Many riders swear by certain gestures or are insistent on wearing their favorite lucky gear. In an article from Motosport.com, seasoned motocross riders gave a few examples of consistent and favorite superstitious rituals, which included:
Dropping a brand new helmet on the ground. This superstition arrived with the belief that the first time a rider’s helmet hits the ground, their head won’t be in it.
Playing a specific song or type of music
Wearing a pair of worn out gloves to prevent feeling restricted
Reciting a prayer or a mantra
Putting on gear in the same order
Eating something specific before the race. The article explains that “Kailub Russell eats an orange before racing because it settles his pre-race nerves.”
Superstitions are as unique as the riders themselves. Many of these such rituals have become synonymous with the racers and fans enjoy keeping a fervent eye out for new and old ones.
Zoning In to Avoid Zoning Out
In the end, a stable and determined mindset is one of the most valuable components to achieving a rewarding career or hobby as a motorcycle enthusiast. It can have an impact on both safety as well as the level of enjoyment and success. Including rituals in the sport of motorcycle track racing is just one way to equalize the grit necessary to stay alert and to eliminate burn out.

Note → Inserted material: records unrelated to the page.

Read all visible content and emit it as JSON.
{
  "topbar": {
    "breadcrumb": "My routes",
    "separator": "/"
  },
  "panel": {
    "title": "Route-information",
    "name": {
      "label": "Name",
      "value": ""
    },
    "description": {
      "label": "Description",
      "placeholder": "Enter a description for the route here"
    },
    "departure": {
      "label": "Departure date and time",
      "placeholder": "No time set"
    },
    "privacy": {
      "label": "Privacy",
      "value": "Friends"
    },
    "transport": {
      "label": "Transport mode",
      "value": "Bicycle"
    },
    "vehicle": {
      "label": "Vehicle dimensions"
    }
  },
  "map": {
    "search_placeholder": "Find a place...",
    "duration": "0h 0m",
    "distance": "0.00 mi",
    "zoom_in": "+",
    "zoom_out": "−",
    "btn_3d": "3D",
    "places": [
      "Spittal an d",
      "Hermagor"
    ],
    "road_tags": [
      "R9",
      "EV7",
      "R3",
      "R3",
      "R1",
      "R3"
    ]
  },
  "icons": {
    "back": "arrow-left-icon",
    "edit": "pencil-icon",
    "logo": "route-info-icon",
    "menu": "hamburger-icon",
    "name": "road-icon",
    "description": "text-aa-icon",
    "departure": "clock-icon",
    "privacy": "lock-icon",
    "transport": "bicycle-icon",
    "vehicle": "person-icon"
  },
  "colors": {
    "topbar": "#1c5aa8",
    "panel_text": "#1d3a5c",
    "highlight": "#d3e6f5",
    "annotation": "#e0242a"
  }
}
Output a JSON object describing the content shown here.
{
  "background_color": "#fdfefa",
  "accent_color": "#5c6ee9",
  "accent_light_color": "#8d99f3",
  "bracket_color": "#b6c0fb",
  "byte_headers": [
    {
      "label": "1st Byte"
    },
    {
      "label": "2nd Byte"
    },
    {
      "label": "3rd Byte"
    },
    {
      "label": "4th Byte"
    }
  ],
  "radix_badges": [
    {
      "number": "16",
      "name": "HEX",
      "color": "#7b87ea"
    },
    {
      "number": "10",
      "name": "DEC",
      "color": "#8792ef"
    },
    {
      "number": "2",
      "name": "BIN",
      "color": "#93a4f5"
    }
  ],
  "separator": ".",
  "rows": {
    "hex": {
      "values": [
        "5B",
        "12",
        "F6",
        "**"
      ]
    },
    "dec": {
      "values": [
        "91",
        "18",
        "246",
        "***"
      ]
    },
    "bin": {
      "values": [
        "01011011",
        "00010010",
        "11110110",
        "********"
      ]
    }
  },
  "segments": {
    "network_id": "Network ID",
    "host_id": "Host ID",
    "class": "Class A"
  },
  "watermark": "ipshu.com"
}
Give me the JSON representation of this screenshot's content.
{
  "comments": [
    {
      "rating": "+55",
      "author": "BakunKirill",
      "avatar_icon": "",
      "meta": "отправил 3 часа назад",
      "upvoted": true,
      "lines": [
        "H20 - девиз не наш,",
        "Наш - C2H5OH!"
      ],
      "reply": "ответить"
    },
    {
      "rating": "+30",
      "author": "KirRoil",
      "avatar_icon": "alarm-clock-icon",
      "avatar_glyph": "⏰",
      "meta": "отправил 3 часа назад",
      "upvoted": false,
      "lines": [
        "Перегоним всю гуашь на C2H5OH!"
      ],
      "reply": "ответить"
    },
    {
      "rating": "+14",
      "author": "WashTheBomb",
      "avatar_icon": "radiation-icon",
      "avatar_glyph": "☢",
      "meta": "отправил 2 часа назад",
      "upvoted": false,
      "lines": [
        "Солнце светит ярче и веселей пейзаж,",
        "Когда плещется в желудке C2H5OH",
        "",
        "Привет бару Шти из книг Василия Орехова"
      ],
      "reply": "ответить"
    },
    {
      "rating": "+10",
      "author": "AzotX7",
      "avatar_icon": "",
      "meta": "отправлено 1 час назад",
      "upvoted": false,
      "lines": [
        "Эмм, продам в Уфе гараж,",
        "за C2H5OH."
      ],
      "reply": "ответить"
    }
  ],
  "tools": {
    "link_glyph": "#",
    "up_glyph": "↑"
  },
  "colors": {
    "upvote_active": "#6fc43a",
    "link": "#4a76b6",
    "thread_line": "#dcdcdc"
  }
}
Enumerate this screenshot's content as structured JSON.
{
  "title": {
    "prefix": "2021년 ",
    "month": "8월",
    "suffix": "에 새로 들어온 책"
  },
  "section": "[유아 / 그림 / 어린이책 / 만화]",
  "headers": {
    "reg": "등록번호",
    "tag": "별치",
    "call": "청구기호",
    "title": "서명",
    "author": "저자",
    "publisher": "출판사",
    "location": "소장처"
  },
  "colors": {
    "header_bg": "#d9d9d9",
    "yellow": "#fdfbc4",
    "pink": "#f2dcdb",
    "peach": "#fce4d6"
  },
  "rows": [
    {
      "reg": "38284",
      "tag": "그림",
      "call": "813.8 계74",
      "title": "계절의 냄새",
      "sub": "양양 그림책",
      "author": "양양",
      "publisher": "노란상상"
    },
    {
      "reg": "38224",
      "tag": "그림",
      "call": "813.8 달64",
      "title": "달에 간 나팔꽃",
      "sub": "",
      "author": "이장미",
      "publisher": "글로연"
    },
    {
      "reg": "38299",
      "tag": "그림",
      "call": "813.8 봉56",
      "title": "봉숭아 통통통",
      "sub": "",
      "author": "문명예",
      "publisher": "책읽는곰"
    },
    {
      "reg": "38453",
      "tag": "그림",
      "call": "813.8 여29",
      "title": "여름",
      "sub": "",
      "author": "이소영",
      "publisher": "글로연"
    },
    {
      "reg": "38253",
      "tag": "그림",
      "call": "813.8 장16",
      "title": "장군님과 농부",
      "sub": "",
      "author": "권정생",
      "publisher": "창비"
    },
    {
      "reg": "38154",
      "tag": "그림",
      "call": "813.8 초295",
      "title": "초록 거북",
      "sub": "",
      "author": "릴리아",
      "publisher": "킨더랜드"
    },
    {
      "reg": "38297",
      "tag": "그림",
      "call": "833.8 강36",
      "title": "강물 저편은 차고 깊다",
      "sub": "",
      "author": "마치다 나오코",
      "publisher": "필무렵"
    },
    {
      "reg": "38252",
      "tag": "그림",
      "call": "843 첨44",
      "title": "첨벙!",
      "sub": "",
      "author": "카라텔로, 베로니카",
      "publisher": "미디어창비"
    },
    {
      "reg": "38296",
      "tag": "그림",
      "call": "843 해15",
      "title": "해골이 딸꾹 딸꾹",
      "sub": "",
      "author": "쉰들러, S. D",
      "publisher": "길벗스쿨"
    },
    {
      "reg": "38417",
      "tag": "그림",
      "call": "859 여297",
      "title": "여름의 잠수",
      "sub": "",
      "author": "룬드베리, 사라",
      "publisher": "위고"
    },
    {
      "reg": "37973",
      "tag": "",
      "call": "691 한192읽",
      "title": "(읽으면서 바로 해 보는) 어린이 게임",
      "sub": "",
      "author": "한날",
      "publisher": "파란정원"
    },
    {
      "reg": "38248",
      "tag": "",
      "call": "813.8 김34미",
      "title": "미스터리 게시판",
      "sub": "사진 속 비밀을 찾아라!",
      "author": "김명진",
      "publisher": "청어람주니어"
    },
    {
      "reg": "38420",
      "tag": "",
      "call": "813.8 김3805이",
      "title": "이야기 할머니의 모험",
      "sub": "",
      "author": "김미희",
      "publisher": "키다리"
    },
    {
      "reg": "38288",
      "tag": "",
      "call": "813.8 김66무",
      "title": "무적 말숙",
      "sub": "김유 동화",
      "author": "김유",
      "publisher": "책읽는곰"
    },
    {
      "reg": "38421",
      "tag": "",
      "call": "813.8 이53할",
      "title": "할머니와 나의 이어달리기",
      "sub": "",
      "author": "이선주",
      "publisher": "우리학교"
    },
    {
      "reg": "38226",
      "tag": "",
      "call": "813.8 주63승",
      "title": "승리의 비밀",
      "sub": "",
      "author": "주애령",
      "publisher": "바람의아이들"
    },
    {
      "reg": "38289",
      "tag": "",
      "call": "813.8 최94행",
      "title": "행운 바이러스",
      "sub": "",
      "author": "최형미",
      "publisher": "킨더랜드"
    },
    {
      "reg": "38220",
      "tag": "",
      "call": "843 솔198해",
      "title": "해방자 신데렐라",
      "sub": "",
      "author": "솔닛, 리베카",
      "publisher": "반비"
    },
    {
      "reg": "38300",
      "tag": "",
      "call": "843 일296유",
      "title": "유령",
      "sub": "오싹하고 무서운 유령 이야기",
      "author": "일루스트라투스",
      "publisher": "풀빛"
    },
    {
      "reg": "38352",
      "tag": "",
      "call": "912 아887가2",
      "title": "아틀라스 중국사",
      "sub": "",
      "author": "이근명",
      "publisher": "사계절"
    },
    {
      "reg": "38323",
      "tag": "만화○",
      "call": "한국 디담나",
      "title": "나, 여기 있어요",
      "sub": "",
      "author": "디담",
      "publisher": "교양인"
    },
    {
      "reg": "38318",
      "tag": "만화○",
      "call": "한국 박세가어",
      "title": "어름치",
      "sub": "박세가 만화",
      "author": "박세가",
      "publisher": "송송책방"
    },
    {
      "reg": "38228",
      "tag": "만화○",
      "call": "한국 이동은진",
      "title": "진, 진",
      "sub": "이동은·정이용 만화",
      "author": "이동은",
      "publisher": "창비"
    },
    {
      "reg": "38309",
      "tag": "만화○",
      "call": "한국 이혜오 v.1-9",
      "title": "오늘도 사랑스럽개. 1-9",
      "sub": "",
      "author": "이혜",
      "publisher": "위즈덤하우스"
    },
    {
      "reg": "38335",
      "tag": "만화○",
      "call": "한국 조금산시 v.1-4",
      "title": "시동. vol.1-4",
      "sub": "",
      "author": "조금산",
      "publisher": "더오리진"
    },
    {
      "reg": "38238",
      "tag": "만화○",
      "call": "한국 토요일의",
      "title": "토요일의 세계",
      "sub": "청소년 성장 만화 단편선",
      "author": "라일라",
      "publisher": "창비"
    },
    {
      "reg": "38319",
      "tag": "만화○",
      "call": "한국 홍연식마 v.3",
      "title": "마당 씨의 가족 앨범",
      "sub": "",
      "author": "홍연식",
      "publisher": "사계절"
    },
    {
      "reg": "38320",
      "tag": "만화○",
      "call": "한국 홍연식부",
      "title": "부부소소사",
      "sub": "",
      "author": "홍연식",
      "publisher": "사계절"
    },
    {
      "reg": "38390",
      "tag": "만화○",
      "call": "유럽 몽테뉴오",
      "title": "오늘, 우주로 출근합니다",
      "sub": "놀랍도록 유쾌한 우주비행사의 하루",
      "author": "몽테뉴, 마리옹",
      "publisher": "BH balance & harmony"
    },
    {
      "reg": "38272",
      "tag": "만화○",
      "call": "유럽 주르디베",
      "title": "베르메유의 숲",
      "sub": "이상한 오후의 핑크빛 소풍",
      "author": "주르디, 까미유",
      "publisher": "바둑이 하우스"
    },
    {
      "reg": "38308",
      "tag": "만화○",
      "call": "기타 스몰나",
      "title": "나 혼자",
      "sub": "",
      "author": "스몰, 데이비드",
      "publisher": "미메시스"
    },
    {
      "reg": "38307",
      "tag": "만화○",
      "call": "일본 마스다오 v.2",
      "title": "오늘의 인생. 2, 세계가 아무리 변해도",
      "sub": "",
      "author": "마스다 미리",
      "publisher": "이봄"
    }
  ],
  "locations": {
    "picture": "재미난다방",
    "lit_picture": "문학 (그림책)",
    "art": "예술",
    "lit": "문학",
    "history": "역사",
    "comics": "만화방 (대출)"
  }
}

Meaningful mantras and rituals can also include elements such as healthy eating and exercise, creating checklists for race day, getting plenty or rest and hydration, and enjoying life outside of the track. As in any sport, balancing play with work can be the key to a sustained and enjoyable career.
A rider can often position himself for success by being mindful of the comprehensive strategy needed for eliminating distraction both on and off the track. When fear, doubt, or mental fatigue begin to set in, rituals can be a powerful way to re-calibrate both man and machine.